**Instructions to follow**
Each line in the entries that has the word "库存数量" has to be copied.

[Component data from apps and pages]
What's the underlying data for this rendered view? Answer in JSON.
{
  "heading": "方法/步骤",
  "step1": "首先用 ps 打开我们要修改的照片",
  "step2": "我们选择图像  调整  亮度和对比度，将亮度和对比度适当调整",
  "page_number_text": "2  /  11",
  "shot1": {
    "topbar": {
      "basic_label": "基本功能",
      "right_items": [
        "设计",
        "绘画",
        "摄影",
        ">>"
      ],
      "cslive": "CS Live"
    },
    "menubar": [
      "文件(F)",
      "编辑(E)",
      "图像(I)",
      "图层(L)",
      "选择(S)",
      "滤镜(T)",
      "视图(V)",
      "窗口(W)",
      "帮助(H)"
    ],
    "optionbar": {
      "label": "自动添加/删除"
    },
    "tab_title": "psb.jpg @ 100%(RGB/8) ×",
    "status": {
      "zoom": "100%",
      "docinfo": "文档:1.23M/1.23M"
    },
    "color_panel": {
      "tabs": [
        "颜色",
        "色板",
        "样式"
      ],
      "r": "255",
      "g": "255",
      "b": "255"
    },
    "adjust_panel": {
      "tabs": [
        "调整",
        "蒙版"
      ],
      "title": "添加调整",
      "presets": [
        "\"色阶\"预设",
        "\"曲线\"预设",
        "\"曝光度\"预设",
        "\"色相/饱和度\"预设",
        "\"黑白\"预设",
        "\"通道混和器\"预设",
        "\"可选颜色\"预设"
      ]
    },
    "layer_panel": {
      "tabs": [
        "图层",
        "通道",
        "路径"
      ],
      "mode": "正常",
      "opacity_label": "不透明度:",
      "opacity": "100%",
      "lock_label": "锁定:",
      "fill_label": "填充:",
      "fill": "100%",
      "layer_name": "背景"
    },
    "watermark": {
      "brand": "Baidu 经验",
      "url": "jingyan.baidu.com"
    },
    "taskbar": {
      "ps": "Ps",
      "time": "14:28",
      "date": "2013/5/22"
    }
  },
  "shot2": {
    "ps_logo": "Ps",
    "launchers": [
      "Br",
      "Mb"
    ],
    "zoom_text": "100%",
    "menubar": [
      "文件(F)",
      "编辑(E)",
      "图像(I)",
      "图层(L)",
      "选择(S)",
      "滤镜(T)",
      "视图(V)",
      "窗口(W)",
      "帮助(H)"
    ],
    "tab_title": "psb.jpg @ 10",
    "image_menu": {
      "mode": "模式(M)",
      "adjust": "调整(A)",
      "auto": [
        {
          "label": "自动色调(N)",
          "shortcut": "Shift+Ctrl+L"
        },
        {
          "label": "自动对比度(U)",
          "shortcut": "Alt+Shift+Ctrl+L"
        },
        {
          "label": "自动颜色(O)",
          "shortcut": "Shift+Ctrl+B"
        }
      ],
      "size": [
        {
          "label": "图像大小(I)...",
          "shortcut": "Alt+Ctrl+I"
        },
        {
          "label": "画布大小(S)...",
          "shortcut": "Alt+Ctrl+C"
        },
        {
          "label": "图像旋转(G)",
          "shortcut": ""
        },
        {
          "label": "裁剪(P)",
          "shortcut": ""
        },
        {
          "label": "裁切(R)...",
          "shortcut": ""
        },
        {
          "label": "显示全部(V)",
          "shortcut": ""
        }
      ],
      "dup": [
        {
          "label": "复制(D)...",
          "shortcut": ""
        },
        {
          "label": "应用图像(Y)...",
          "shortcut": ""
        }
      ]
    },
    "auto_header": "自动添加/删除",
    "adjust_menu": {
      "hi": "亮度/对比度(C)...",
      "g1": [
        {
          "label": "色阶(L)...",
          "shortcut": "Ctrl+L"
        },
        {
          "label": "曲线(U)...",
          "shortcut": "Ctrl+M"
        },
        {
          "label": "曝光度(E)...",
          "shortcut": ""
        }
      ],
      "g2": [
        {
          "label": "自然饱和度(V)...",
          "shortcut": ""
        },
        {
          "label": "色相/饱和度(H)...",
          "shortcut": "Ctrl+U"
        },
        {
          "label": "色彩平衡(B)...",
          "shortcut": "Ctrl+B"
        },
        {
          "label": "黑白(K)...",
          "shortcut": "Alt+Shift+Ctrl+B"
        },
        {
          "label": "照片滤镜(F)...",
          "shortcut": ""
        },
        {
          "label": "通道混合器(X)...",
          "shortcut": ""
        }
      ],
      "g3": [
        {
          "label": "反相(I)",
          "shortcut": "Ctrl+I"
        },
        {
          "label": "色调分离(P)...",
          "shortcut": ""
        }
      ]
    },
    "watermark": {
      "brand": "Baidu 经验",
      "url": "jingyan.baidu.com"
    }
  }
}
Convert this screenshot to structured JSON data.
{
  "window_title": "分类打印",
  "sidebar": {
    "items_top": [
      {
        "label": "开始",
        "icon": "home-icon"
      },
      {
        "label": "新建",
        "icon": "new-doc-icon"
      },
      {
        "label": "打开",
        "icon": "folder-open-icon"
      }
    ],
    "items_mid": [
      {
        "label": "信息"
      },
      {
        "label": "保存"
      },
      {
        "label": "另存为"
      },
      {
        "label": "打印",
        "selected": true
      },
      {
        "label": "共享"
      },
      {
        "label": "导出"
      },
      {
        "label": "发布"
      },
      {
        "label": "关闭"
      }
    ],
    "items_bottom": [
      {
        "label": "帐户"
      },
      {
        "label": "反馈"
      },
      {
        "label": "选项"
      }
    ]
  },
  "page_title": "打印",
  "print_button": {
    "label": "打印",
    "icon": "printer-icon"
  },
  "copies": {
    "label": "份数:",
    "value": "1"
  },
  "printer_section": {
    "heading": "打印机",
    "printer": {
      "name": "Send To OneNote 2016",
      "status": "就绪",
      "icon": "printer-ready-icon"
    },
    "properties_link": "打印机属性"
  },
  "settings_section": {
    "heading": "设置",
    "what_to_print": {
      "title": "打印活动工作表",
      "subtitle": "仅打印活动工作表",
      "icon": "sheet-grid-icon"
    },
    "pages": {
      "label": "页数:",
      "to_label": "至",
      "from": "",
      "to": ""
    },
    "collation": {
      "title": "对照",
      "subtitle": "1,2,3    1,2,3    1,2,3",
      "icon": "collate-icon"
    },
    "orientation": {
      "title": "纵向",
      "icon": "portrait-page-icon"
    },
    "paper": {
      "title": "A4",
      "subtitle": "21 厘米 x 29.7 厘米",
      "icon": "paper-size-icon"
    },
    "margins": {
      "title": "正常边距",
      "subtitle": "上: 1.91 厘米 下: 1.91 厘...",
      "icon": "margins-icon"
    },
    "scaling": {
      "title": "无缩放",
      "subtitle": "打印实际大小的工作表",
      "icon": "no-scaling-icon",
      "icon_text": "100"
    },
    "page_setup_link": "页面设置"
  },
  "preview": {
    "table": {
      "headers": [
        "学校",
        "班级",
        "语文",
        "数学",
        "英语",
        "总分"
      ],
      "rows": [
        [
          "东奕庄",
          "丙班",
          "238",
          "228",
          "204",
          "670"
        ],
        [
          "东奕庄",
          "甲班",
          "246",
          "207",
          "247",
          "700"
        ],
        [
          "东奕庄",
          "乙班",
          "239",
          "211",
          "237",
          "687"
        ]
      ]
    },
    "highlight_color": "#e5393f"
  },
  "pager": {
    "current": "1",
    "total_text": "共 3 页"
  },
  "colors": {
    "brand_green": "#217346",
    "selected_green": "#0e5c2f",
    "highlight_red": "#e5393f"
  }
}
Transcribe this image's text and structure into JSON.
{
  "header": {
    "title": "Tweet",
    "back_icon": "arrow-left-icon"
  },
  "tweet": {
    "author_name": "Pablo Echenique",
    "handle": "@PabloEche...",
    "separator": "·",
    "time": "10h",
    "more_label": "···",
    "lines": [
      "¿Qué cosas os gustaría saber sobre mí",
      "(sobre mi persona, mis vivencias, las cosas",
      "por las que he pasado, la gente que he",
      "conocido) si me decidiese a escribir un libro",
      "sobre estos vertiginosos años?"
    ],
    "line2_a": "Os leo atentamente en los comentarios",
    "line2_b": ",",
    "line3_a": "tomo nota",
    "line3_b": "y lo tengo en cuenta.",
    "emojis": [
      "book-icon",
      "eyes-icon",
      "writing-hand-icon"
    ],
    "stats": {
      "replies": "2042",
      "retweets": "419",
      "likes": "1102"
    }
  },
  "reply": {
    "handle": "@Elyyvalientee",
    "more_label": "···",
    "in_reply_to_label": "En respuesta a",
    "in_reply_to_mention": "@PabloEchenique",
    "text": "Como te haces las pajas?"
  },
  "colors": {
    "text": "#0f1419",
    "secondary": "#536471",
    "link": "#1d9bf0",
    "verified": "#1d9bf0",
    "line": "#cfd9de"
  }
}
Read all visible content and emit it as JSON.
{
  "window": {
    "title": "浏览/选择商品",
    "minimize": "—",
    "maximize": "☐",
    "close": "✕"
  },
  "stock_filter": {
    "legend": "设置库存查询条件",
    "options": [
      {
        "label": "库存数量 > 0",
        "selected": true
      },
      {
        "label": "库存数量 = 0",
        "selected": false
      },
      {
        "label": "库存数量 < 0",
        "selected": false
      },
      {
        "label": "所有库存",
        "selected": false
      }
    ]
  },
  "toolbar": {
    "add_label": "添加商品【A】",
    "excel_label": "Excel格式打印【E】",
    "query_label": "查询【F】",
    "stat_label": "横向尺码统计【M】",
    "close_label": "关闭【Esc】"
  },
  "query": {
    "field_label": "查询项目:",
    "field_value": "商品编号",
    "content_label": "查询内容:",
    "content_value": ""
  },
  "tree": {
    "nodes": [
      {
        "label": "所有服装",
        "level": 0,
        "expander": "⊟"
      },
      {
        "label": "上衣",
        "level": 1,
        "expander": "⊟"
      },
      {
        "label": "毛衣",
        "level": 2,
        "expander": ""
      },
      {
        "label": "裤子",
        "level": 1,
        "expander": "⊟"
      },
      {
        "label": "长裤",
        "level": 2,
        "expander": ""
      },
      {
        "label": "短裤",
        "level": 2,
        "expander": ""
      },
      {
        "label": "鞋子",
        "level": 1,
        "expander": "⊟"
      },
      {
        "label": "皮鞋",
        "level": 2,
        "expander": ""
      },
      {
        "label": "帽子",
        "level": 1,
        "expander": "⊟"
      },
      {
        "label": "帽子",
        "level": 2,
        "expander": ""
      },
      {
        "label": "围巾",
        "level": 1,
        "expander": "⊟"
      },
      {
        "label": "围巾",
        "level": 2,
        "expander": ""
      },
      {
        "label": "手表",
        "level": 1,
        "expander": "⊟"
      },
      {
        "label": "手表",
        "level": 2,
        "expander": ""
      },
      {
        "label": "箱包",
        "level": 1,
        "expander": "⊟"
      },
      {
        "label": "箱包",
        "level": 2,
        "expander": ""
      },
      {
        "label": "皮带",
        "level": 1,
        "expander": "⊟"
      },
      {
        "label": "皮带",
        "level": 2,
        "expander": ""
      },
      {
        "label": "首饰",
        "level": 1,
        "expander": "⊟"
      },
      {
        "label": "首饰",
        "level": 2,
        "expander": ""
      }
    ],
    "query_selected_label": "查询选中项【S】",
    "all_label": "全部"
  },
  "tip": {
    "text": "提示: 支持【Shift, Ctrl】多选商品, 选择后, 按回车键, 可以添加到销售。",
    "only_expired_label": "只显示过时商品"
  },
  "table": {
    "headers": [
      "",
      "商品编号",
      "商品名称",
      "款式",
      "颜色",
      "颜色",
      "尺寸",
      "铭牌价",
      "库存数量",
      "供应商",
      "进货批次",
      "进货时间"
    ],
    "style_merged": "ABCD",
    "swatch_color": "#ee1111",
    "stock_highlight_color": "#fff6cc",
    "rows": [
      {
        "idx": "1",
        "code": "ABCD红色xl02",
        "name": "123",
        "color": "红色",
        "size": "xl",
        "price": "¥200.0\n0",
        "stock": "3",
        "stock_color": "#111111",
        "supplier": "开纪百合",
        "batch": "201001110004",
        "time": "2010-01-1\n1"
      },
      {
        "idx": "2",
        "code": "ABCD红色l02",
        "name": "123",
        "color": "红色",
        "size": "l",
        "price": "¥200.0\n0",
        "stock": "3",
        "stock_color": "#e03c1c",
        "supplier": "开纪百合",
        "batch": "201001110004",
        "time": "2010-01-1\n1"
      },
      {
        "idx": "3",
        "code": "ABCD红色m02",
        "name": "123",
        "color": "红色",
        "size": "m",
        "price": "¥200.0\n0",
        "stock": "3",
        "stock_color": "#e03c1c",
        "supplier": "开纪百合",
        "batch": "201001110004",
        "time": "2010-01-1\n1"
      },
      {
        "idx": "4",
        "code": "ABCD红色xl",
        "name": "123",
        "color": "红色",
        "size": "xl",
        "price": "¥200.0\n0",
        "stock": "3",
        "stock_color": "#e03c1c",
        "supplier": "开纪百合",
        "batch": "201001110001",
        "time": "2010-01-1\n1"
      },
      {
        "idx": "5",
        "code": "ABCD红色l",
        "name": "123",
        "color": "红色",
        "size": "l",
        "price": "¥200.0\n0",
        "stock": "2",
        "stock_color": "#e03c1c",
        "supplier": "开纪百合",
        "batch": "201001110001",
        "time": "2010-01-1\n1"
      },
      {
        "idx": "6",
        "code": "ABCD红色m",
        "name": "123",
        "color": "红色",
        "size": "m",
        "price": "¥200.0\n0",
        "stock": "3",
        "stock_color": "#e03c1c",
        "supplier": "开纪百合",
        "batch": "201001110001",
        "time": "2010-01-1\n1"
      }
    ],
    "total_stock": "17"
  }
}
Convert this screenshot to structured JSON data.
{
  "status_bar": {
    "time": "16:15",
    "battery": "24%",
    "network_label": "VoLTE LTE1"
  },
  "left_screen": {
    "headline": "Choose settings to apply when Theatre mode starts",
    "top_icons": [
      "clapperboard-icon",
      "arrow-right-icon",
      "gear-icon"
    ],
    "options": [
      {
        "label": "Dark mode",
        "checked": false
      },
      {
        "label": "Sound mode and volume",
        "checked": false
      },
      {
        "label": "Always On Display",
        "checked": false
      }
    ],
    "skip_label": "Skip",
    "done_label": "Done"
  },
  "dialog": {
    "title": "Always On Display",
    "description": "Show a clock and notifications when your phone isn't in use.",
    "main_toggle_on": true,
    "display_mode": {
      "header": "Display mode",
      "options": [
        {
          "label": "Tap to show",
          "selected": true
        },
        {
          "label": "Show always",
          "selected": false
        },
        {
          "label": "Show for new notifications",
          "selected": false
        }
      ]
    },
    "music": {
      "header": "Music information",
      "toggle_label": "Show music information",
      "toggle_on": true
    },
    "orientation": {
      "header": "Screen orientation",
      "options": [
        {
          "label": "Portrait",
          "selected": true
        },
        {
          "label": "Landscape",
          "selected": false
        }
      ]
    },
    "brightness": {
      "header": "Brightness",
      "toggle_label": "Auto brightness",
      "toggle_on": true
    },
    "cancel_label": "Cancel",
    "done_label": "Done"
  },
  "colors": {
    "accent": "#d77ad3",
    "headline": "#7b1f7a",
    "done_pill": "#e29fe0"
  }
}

**Exercise output**
        "label": "库存数量 > 0",
        "label": "库存数量 = 0",
        "label": "库存数量 < 0",
      "库存数量",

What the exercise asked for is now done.